Scale-up of the microbial production of DNA nanoobjects

(M.Sc. Nathalie Hafner)

Artificial single-stranded DNA (ssDNA) with user-defined sequences and lengths is increasingly required in large quantities to exploit the potential of new technologies such as genome editing or DNA origami. In principle, biotechnological mass production of ssDNA can be achieved using Escherichia coli in a high-cell-density process via the secretion of phagemid particles.

Preliminary work recently succeeded in producing non-infectious phagemid particles with user-defined ssDNA. This allows for the first time the cross-contamination free and thus safe biotechnological production of ssDNA with E. coli at any contract manufacturer.

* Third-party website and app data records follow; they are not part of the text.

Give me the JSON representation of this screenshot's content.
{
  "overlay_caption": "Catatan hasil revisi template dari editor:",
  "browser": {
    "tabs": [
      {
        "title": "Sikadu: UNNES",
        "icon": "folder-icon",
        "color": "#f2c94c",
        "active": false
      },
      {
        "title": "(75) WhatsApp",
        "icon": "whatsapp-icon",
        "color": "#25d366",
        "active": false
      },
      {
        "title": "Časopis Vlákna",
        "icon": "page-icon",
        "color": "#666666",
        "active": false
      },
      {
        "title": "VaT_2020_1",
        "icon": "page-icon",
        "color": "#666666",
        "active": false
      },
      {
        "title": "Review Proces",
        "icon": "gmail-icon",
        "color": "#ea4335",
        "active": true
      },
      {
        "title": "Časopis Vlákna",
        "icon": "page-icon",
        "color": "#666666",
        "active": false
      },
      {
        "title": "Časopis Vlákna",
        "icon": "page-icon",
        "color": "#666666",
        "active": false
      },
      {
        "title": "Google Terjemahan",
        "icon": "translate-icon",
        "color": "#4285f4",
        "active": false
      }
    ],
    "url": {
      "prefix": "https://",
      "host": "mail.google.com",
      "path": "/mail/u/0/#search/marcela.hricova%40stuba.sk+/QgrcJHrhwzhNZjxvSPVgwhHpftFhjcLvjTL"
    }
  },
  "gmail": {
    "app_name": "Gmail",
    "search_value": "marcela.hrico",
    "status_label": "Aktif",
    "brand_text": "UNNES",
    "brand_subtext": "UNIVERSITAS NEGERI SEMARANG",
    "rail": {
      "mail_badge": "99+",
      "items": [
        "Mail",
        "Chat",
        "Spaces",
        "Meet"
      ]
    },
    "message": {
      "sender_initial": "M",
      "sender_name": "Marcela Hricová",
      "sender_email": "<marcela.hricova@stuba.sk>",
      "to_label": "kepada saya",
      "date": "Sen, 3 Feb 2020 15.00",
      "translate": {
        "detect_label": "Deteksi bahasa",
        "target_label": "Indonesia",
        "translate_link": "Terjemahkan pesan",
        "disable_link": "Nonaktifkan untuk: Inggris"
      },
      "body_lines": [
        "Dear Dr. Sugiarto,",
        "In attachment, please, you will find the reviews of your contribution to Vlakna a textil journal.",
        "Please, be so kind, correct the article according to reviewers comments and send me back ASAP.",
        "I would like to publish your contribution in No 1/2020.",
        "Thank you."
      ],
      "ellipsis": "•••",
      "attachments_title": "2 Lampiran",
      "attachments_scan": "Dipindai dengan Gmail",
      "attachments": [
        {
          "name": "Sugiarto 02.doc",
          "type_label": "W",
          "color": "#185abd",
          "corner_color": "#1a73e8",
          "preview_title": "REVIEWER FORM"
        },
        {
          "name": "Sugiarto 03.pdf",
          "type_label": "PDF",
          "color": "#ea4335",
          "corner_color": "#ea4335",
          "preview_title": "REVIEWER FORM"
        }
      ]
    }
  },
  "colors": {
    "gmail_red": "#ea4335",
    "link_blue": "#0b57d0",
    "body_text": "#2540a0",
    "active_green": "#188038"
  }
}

In the laboratory stirred tank reactor, an optimized fermentation process was used to achieve a 40-fold increase in maximum product concentration compared to previous scalable ssDNA production methods.

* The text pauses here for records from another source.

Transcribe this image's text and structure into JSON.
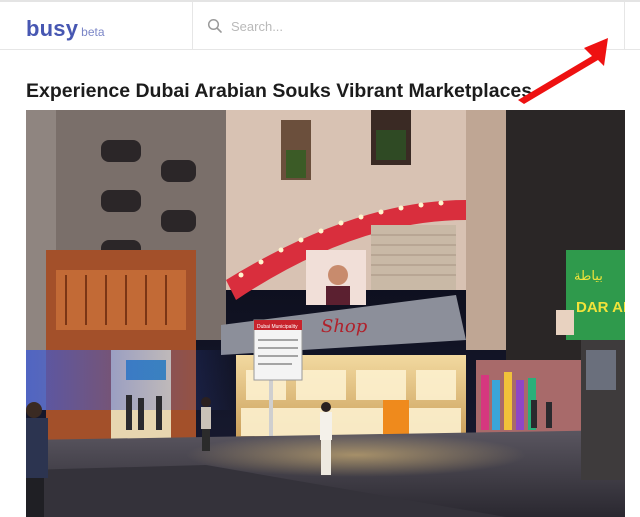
{
  "header": {
    "logo_text": "busy",
    "logo_badge": "beta",
    "search_placeholder": "Search..."
  },
  "post": {
    "title": "Experience Dubai Arabian Souks Vibrant Marketplaces"
  },
  "photo": {
    "sign_upper": "Dubai Municipality",
    "sign_lower": "DAR AL",
    "sign_arabic": "بياطة",
    "shop_logo": "Shop"
  },
  "colors": {
    "brand": "#4757b2",
    "annotation_arrow": "#ee1111"
  }
}
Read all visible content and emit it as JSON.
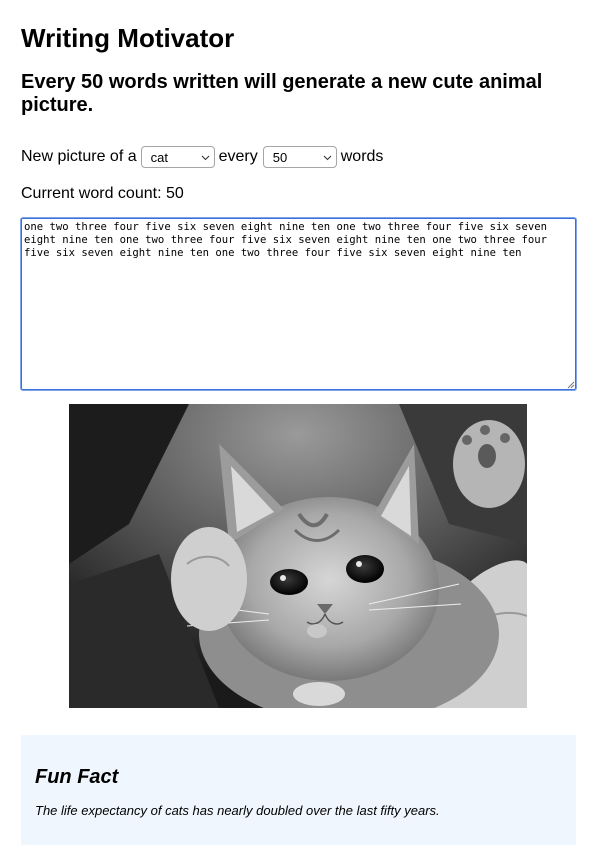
{
  "page": {
    "title": "Writing Motivator",
    "subtitle": "Every 50 words written will generate a new cute animal picture."
  },
  "controls": {
    "prefix": "New picture of a",
    "animal_selected": "cat",
    "middle": "every",
    "count_selected": "50",
    "suffix": "words"
  },
  "status": {
    "word_count_text": "Current word count: 50"
  },
  "editor": {
    "text": "one two three four five six seven eight nine ten one two three four five six seven eight nine ten one two three four five six seven eight nine ten one two three four five six seven eight nine ten one two three four five six seven eight nine ten"
  },
  "image": {
    "subject": "cat"
  },
  "fun_fact": {
    "heading": "Fun Fact",
    "text": "The life expectancy of cats has nearly doubled over the last fifty years."
  }
}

Current challenges for unlimited mass production of user-defined ssDNA and DNA nanoobjects (DNA origami) are the scale-up of the entire process chain up to the
m3-scale (fermentative production of phagemid particles, isolation of ssDNA and autocatalytic self-assembly of DNA nanoobjects). For application in the pharmaceutical field, a high purity of the DNA nanoobjects must be ensured. Contamination by genomic DNA, ssDNA fragments and endotoxins must be excluded by suitable process steps.

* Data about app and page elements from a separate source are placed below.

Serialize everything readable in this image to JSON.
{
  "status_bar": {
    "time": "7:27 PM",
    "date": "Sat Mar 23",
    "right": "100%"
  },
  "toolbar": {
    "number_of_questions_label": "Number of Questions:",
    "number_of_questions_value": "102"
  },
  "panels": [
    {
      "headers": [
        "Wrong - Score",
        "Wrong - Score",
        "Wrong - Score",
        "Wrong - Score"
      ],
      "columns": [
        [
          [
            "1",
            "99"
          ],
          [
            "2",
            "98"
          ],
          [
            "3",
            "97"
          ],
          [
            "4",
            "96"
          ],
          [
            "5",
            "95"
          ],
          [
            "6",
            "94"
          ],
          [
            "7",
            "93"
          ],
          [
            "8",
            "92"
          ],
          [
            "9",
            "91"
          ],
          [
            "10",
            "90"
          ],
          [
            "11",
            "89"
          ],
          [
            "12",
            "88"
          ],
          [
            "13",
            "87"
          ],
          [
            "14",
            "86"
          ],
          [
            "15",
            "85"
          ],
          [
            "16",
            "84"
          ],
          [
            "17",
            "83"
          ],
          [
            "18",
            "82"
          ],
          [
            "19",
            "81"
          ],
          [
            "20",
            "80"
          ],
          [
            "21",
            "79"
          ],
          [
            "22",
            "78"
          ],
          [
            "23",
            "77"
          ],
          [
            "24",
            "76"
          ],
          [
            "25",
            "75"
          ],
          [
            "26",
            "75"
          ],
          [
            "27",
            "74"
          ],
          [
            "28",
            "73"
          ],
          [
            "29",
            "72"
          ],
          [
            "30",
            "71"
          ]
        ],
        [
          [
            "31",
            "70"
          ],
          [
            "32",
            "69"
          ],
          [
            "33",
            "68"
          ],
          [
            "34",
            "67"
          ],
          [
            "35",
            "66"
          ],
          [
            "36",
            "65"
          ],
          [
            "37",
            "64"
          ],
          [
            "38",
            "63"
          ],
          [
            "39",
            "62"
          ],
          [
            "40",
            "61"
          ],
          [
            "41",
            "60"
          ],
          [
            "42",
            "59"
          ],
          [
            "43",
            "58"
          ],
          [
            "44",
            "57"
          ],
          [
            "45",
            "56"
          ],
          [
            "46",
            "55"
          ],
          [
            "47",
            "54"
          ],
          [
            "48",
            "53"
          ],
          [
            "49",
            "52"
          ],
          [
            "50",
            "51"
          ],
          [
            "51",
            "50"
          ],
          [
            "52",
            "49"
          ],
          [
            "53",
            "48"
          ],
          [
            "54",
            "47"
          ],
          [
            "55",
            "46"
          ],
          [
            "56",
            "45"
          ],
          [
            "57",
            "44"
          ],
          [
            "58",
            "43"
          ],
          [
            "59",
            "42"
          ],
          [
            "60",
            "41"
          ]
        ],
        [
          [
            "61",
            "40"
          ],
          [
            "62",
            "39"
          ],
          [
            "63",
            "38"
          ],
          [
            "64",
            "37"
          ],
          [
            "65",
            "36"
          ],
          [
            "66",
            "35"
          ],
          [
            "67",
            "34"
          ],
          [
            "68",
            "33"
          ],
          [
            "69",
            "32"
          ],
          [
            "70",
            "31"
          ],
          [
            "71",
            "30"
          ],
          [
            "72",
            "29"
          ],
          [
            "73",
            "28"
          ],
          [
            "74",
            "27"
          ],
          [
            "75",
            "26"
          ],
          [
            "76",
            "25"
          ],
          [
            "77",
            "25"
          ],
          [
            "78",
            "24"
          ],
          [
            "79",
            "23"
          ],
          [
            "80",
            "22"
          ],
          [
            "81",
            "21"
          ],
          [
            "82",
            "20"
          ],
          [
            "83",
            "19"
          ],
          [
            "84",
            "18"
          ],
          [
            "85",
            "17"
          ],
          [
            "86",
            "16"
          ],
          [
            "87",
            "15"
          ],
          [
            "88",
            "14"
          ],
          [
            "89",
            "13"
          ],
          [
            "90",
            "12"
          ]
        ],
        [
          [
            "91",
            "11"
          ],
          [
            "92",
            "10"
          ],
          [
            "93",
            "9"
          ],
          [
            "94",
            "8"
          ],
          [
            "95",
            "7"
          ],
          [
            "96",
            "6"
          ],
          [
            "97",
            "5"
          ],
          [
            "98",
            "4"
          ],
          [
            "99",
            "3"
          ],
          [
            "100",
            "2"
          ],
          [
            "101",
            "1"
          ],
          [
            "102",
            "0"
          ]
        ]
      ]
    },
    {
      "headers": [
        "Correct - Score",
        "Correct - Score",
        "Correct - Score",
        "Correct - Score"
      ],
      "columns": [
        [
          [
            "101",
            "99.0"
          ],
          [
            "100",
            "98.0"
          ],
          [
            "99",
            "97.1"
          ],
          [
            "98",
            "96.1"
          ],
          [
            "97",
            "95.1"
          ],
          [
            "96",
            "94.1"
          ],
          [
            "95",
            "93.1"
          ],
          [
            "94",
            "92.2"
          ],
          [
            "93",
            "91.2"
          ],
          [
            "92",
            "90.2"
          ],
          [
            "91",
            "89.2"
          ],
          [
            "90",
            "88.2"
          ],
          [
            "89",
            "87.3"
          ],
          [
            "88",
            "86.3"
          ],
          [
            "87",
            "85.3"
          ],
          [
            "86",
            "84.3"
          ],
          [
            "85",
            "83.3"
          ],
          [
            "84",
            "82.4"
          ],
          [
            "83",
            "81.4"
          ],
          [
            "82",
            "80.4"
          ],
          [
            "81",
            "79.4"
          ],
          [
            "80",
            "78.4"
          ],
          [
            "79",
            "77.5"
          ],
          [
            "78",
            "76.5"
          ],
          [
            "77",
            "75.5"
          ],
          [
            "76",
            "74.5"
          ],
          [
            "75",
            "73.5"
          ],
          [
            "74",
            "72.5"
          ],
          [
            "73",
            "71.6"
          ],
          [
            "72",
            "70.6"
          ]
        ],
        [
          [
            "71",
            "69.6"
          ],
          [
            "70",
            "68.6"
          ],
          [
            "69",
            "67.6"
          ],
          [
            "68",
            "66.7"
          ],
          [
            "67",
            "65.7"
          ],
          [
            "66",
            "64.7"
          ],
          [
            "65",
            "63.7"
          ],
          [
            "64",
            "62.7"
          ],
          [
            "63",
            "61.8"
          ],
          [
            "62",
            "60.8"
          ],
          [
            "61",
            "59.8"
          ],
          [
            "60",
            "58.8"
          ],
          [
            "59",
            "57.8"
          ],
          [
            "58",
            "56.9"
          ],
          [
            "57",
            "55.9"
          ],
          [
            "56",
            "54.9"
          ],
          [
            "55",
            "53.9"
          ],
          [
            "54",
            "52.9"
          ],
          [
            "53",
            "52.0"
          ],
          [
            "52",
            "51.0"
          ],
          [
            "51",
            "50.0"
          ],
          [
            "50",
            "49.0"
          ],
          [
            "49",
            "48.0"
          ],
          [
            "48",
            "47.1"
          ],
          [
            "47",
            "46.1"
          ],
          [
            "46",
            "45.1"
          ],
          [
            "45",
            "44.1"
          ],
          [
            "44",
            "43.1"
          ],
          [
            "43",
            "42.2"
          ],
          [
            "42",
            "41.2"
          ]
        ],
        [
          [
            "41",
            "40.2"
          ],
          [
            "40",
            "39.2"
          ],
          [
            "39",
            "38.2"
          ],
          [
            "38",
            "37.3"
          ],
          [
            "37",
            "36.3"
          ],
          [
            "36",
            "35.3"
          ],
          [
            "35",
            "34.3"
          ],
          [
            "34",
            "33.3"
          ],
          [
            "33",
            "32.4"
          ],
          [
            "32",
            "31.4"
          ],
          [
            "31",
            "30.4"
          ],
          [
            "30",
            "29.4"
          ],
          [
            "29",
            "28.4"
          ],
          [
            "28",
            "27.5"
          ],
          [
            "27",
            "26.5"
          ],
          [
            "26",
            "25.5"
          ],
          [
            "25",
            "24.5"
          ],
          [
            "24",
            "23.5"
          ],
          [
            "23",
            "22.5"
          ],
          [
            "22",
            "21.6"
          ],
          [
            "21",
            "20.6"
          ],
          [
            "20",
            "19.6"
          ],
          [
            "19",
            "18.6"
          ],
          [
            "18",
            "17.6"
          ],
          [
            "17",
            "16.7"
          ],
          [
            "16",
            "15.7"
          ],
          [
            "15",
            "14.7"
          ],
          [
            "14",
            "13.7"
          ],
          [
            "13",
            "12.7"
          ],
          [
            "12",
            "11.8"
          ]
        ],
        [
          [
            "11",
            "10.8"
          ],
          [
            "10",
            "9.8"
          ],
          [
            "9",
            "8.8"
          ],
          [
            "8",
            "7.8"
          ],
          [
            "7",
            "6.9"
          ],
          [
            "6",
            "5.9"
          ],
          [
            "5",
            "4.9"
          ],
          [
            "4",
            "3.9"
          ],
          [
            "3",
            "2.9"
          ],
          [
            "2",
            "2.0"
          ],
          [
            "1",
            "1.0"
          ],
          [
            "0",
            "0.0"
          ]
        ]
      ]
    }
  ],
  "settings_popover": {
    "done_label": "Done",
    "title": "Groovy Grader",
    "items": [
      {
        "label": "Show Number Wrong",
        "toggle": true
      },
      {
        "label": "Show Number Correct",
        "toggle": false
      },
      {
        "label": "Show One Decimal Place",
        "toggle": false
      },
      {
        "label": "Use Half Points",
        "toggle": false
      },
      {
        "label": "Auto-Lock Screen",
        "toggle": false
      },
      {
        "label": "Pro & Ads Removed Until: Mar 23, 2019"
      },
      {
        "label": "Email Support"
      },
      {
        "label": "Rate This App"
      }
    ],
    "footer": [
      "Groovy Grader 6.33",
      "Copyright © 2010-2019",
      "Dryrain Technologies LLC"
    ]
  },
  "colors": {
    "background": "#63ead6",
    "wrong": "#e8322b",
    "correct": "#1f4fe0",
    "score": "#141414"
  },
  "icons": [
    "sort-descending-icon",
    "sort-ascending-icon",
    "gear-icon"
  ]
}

The aim of this joint research project with the Chair of Biomolecular Nanotechnology (Prof. Hendrik Dietz) at the TUM School of Natural Sciences is the process engineering design of this process chain from gene to DNA nanoobject up to the m3-scale to enable scalable mass production using E. coli. The scale-up studies will be carried out at the TUM Pilot Plant for Industrial Biotechnology in Garching.